The study of artificial intelligence (AI) and neuroscience has many things in common. At its core, neuroscience aims to better understand the brain by deciphering its complex networks and processes.
Complementarily, many AI-focused research projects involve building synthetic components of the human brain. Connecting these fields benefits both computer scientists and biologically-focused neuroscientists because they help us understand natural and artificial learning systems.
These areas of research lend themselves to drawing inspiration from each other. By the 1950s, researchers had already begun to see how they could model the information-processing abilities of human neurons. Today, AI is giving way to new tools for neuroscience research, some of which are contributing to new hypotheses about how cognitive processes and tasks are performed in the brain.
On Saturday, July 9, from 3:15 p.m. to 4:45 p.m., international experts will meet to discuss a wide range of topics related to the interplay between neuroscience and AI.
Dr. Kanaka Rajan, an assistant professor at the Friedman Brain Institute at the Icahn School of Medicine at Mount Sinai, takes data from neuroscience experiments and combines it with powerful computational frameworks to create artificial models of the brain. As a computational neuroscientist, his work aims to bridge the gap between the desire of AI researchers to find high-performance systems for a specific purpose or application, and the goal of biologists to discover how a system solves problems. and to make predictions from models that can further drive new hypotheses about brain function.
During the session, Dr. Rajan will discuss curricular learning, a novel approach taken by her lab to probe learning mechanisms in biological and artificial brains.
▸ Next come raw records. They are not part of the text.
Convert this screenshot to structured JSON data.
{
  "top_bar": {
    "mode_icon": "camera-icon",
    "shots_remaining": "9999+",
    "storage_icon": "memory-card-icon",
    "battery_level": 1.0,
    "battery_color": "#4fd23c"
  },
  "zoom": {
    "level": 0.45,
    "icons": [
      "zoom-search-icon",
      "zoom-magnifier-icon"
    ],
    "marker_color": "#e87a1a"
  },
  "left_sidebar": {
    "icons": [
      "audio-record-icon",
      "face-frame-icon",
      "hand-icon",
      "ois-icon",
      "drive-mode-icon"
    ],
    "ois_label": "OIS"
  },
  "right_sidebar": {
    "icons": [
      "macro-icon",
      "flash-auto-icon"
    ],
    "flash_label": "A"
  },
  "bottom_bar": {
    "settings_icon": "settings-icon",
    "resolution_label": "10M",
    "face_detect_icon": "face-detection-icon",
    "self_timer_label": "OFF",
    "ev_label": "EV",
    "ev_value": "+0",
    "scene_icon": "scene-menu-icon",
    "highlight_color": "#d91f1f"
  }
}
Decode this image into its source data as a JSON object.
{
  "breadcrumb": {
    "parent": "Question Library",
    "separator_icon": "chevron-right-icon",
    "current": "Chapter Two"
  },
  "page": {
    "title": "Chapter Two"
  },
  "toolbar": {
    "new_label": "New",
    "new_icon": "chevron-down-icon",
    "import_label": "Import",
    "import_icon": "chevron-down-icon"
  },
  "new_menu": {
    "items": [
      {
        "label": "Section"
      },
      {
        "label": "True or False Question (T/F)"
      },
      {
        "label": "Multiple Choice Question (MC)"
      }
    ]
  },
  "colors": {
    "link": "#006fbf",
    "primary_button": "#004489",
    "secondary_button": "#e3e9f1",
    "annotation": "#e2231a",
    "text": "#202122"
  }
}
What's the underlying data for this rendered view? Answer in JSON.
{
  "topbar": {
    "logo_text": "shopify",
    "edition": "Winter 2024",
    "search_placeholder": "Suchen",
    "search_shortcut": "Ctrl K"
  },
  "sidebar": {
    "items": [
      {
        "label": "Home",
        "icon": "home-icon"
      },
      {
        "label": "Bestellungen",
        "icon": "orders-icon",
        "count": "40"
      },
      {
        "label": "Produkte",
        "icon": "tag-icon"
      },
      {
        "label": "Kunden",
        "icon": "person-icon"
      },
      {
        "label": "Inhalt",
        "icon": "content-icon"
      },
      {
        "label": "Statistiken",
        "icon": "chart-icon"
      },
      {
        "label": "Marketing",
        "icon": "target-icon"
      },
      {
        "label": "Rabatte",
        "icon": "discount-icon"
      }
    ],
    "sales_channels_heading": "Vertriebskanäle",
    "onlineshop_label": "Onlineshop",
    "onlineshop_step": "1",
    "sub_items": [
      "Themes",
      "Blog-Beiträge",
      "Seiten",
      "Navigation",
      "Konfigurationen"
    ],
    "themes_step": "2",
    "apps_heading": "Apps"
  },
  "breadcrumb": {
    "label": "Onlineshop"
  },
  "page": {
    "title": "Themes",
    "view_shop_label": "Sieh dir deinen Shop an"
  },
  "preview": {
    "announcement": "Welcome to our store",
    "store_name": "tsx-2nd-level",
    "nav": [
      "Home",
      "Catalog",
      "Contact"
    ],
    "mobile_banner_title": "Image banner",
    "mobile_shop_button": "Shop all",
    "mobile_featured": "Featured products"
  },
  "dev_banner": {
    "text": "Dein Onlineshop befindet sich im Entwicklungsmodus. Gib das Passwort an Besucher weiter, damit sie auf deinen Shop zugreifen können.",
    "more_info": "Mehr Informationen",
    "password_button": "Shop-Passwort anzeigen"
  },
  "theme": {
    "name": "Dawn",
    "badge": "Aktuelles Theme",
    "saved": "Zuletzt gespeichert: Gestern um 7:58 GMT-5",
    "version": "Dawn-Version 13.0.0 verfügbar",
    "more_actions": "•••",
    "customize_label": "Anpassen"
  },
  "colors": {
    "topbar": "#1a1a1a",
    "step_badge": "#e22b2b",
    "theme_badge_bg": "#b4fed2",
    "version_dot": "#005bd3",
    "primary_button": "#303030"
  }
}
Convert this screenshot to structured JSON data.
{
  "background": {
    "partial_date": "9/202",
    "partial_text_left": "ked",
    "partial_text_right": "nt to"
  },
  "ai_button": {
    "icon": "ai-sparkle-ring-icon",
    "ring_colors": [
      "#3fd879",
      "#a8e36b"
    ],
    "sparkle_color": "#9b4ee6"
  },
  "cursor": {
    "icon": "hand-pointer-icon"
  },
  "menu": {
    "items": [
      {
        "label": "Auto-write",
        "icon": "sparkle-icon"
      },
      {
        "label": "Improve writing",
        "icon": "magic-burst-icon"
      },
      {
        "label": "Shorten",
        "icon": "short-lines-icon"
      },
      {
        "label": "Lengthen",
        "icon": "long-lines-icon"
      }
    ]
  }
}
This approach mimics the order of meaningful learning in human programs by training a machine learning model starting with an increasingly difficult training set, or “programs”.
As an experimental cognitive neuroscientist, Professor Stanislas Dehaene of the College de France, will argue that our species is truly unique in its ability to learn and that at least for now our brains can still learn better than any machine. who exist !
In addition to elaborating on some of the work featured in his 2020 book, how we learn, he will also talk about new research carried out in his laboratory. One specific area he and his team are looking at is humans’ impressive ability to find patterns in sequences (as in grammar) or in space (as in geometry). The data the team has generated so far poses a challenge to current artificial neural networks, which have not achieved similar performance so far and are generally poor in symbols and grammar.
Federation of European Neuroscience Societies